Emilio Segré was born in Tivoli, Italy, on 1st February, 1905. He studied physics at University of Rome where he was taught by Enrico Fermi.
After receiving his doctorate in physics in 1928 Segré served in the Italian Army. In 1929 Segré began teaching at the University of Rome. Over the next few years he worked in the field of atomic spectroscopy. In 1934 he began collaborating with Enrico Fermi on neutron research. This included experiments where elements such as uranium were bombarded with neutrons. By 1935 they had discovered slow neutrons, which have properties important to the operation of nuclear reactors.
In 1936 Segré became director of the physics laboratory at the University of Palermo. The following year he discovered technetium.
Segré disapproved of the fascist rule of Benito Mussolini and in 1938 he emigrated to the United States and became a research associate at the University of California. In 1940 he was a member of the team that discovered the element astatine. Soon afterwards he helped discover plutonium-239.
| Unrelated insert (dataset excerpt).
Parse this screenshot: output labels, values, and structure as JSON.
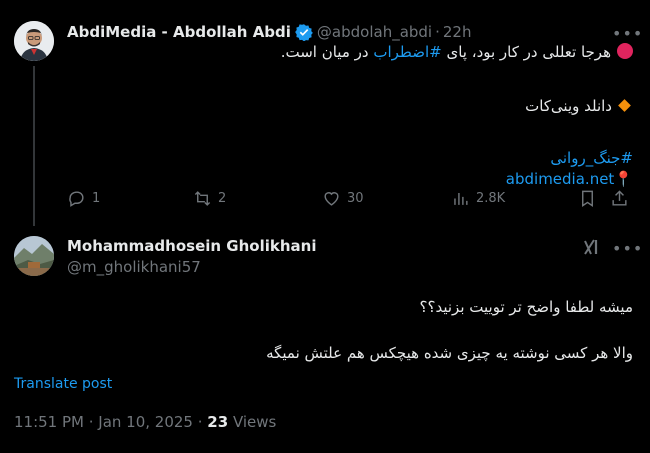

In 1943 Segré joined the Manhattan Project where he worked with Edward Teller, Enrico Fermi, David Bohm, Robert Oppenheimer, Niels Bohr, James Franck, Leo Szilard and Klaus Fuchs in developing the atom bombs dropped on Hiroshima and Nagasaki.